[Data section Boundary: Start]

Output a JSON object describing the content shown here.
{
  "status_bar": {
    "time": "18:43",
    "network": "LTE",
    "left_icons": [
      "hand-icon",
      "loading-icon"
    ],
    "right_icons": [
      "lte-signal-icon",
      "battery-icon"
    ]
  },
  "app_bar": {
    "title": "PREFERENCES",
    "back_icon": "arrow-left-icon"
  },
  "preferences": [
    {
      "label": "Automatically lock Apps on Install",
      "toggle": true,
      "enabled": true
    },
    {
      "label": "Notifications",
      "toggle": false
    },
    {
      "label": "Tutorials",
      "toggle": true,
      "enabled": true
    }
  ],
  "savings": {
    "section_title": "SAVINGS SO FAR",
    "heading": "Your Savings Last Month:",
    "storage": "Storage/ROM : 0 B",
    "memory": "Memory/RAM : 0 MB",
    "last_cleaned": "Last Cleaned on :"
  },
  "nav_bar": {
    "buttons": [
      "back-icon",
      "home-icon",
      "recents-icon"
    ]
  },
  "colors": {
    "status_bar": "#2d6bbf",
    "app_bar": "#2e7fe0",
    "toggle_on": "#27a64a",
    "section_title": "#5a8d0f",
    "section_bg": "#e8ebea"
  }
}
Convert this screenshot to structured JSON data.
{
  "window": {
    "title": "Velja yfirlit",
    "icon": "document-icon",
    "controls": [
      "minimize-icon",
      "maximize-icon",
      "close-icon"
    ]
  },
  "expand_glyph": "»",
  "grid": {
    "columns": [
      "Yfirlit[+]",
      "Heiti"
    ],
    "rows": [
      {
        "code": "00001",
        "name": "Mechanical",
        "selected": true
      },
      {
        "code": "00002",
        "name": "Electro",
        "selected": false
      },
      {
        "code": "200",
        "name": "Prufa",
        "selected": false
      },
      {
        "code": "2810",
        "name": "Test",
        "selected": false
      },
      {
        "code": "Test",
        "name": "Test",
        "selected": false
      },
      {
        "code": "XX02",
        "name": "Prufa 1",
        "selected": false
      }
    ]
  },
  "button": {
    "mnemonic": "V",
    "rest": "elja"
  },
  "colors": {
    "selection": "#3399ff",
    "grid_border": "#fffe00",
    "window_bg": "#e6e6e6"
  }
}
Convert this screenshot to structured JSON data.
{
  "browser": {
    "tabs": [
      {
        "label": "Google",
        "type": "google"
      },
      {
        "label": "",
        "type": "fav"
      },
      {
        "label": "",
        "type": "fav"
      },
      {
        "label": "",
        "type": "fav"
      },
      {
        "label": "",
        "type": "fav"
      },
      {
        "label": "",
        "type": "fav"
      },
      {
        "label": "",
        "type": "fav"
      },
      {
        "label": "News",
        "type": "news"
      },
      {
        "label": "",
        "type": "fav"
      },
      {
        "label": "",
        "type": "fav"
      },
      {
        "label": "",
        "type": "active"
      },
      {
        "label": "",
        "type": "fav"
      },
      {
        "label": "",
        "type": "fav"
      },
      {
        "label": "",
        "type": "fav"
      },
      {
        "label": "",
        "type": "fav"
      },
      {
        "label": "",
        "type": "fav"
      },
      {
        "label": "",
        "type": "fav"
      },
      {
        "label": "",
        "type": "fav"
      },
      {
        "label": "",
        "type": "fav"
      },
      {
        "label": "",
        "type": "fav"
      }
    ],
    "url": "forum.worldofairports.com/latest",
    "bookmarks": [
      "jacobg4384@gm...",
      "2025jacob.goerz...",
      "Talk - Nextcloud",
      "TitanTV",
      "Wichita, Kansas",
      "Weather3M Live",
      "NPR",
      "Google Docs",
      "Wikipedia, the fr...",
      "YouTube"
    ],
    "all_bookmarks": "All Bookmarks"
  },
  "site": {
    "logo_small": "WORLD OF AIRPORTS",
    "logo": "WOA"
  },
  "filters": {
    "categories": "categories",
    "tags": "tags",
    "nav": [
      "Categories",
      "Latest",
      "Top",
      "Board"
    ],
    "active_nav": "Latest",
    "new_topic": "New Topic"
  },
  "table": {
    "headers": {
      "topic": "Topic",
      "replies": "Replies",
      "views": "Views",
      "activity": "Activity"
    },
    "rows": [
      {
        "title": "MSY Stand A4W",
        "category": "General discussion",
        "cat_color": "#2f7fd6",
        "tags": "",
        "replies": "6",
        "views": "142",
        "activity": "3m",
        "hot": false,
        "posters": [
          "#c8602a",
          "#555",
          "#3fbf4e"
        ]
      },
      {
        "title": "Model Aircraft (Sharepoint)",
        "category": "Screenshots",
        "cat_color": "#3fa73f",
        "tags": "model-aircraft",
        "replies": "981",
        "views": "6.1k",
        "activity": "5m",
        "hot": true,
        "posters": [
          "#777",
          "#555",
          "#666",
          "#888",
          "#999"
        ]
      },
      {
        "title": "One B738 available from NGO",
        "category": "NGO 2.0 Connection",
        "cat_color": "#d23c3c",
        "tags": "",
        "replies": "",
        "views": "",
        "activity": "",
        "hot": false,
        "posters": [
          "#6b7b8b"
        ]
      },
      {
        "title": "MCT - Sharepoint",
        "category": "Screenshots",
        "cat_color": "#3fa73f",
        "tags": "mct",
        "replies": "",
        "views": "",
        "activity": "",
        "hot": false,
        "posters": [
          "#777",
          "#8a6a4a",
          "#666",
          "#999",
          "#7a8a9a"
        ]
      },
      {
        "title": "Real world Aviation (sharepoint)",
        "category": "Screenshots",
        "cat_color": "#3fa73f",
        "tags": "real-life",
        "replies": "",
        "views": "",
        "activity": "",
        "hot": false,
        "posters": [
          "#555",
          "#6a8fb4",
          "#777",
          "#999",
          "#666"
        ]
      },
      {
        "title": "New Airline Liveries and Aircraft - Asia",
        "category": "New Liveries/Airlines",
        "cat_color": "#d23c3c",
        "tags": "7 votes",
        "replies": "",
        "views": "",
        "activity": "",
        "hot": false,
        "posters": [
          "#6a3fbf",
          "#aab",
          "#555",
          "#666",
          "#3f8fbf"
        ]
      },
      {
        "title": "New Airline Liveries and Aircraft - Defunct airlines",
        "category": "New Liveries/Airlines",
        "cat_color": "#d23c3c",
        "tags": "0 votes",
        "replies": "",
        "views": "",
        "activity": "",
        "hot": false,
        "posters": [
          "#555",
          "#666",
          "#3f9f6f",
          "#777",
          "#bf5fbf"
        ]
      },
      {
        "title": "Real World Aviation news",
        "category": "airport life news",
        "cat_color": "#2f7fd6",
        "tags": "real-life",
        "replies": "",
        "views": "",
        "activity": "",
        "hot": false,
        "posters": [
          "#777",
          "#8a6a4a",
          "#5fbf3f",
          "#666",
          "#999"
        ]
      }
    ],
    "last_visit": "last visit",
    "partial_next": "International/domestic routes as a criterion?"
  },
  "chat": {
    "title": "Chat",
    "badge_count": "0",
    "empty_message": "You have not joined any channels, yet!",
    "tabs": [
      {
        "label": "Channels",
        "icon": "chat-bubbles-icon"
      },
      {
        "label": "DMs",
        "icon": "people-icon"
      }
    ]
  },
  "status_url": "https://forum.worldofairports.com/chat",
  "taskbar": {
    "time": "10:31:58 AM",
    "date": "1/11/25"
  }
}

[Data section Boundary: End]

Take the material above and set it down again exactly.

Output a JSON object describing the content shown here.
{
  "status_bar": {
    "time": "18:43",
    "network": "LTE",
    "left_icons": [
      "hand-icon",
      "loading-icon"
    ],
    "right_icons": [
      "lte-signal-icon",
      "battery-icon"
    ]
  },
  "app_bar": {
    "title": "PREFERENCES",
    "back_icon": "arrow-left-icon"
  },
  "preferences": [
    {
      "label": "Automatically lock Apps on Install",
      "toggle": true,
      "enabled": true
    },
    {
      "label": "Notifications",
      "toggle": false
    },
    {
      "label": "Tutorials",
      "toggle": true,
      "enabled": true
    }
  ],
  "savings": {
    "section_title": "SAVINGS SO FAR",
    "heading": "Your Savings Last Month:",
    "storage": "Storage/ROM : 0 B",
    "memory": "Memory/RAM : 0 MB",
    "last_cleaned": "Last Cleaned on :"
  },
  "nav_bar": {
    "buttons": [
      "back-icon",
      "home-icon",
      "recents-icon"
    ]
  },
  "colors": {
    "status_bar": "#2d6bbf",
    "app_bar": "#2e7fe0",
    "toggle_on": "#27a64a",
    "section_title": "#5a8d0f",
    "section_bg": "#e8ebea"
  }
}
Convert this screenshot to structured JSON data.
{
  "window": {
    "title": "Velja yfirlit",
    "icon": "document-icon",
    "controls": [
      "minimize-icon",
      "maximize-icon",
      "close-icon"
    ]
  },
  "expand_glyph": "»",
  "grid": {
    "columns": [
      "Yfirlit[+]",
      "Heiti"
    ],
    "rows": [
      {
        "code": "00001",
        "name": "Mechanical",
        "selected": true
      },
      {
        "code": "00002",
        "name": "Electro",
        "selected": false
      },
      {
        "code": "200",
        "name": "Prufa",
        "selected": false
      },
      {
        "code": "2810",
        "name": "Test",
        "selected": false
      },
      {
        "code": "Test",
        "name": "Test",
        "selected": false
      },
      {
        "code": "XX02",
        "name": "Prufa 1",
        "selected": false
      }
    ]
  },
  "button": {
    "mnemonic": "V",
    "rest": "elja"
  },
  "colors": {
    "selection": "#3399ff",
    "grid_border": "#fffe00",
    "window_bg": "#e6e6e6"
  }
}
Convert this screenshot to structured JSON data.
{
  "browser": {
    "tabs": [
      {
        "label": "Google",
        "type": "google"
      },
      {
        "label": "",
        "type": "fav"
      },
      {
        "label": "",
        "type": "fav"
      },
      {
        "label": "",
        "type": "fav"
      },
      {
        "label": "",
        "type": "fav"
      },
      {
        "label": "",
        "type": "fav"
      },
      {
        "label": "",
        "type": "fav"
      },
      {
        "label": "News",
        "type": "news"
      },
      {
        "label": "",
        "type": "fav"
      },
      {
        "label": "",
        "type": "fav"
      },
      {
        "label": "",
        "type": "active"
      },
      {
        "label": "",
        "type": "fav"
      },
      {
        "label": "",
        "type": "fav"
      },
      {
        "label": "",
        "type": "fav"
      },
      {
        "label": "",
        "type": "fav"
      },
      {
        "label": "",
        "type": "fav"
      },
      {
        "label": "",
        "type": "fav"
      },
      {
        "label": "",
        "type": "fav"
      },
      {
        "label": "",
        "type": "fav"
      },
      {
        "label": "",
        "type": "fav"
      }
    ],
    "url": "forum.worldofairports.com/latest",
    "bookmarks": [
      "jacobg4384@gm...",
      "2025jacob.goerz...",
      "Talk - Nextcloud",
      "TitanTV",
      "Wichita, Kansas",
      "Weather3M Live",
      "NPR",
      "Google Docs",
      "Wikipedia, the fr...",
      "YouTube"
    ],
    "all_bookmarks": "All Bookmarks"
  },
  "site": {
    "logo_small": "WORLD OF AIRPORTS",
    "logo": "WOA"
  },
  "filters": {
    "categories": "categories",
    "tags": "tags",
    "nav": [
      "Categories",
      "Latest",
      "Top",
      "Board"
    ],
    "active_nav": "Latest",
    "new_topic": "New Topic"
  },
  "table": {
    "headers": {
      "topic": "Topic",
      "replies": "Replies",
      "views": "Views",
      "activity": "Activity"
    },
    "rows": [
      {
        "title": "MSY Stand A4W",
        "category": "General discussion",
        "cat_color": "#2f7fd6",
        "tags": "",
        "replies": "6",
        "views": "142",
        "activity": "3m",
        "hot": false,
        "posters": [
          "#c8602a",
          "#555",
          "#3fbf4e"
        ]
      },
      {
        "title": "Model Aircraft (Sharepoint)",
        "category": "Screenshots",
        "cat_color": "#3fa73f",
        "tags": "model-aircraft",
        "replies": "981",
        "views": "6.1k",
        "activity": "5m",
        "hot": true,
        "posters": [
          "#777",
          "#555",
          "#666",
          "#888",
          "#999"
        ]
      },
      {
        "title": "One B738 available from NGO",
        "category": "NGO 2.0 Connection",
        "cat_color": "#d23c3c",
        "tags": "",
        "replies": "",
        "views": "",
        "activity": "",
        "hot": false,
        "posters": [
          "#6b7b8b"
        ]
      },
      {
        "title": "MCT - Sharepoint",
        "category": "Screenshots",
        "cat_color": "#3fa73f",
        "tags": "mct",
        "replies": "",
        "views": "",
        "activity": "",
        "hot": false,
        "posters": [
          "#777",
          "#8a6a4a",
          "#666",
          "#999",
          "#7a8a9a"
        ]
      },
      {
        "title": "Real world Aviation (sharepoint)",
        "category": "Screenshots",
        "cat_color": "#3fa73f",
        "tags": "real-life",
        "replies": "",
        "views": "",
        "activity": "",
        "hot": false,
        "posters": [
          "#555",
          "#6a8fb4",
          "#777",
          "#999",
          "#666"
        ]
      },
      {
        "title": "New Airline Liveries and Aircraft - Asia",
        "category": "New Liveries/Airlines",
        "cat_color": "#d23c3c",
        "tags": "7 votes",
        "replies": "",
        "views": "",
        "activity": "",
        "hot": false,
        "posters": [
          "#6a3fbf",
          "#aab",
          "#555",
          "#666",
          "#3f8fbf"
        ]
      },
      {
        "title": "New Airline Liveries and Aircraft - Defunct airlines",
        "category": "New Liveries/Airlines",
        "cat_color": "#d23c3c",
        "tags": "0 votes",
        "replies": "",
        "views": "",
        "activity": "",
        "hot": false,
        "posters": [
          "#555",
          "#666",
          "#3f9f6f",
          "#777",
          "#bf5fbf"
        ]
      },
      {
        "title": "Real World Aviation news",
        "category": "airport life news",
        "cat_color": "#2f7fd6",
        "tags": "real-life",
        "replies": "",
        "views": "",
        "activity": "",
        "hot": false,
        "posters": [
          "#777",
          "#8a6a4a",
          "#5fbf3f",
          "#666",
          "#999"
        ]
      }
    ],
    "last_visit": "last visit",
    "partial_next": "International/domestic routes as a criterion?"
  },
  "chat": {
    "title": "Chat",
    "badge_count": "0",
    "empty_message": "You have not joined any channels, yet!",
    "tabs": [
      {
        "label": "Channels",
        "icon": "chat-bubbles-icon"
      },
      {
        "label": "DMs",
        "icon": "people-icon"
      }
    ]
  },
  "status_url": "https://forum.worldofairports.com/chat",
  "taskbar": {
    "time": "10:31:58 AM",
    "date": "1/11/25"
  }
}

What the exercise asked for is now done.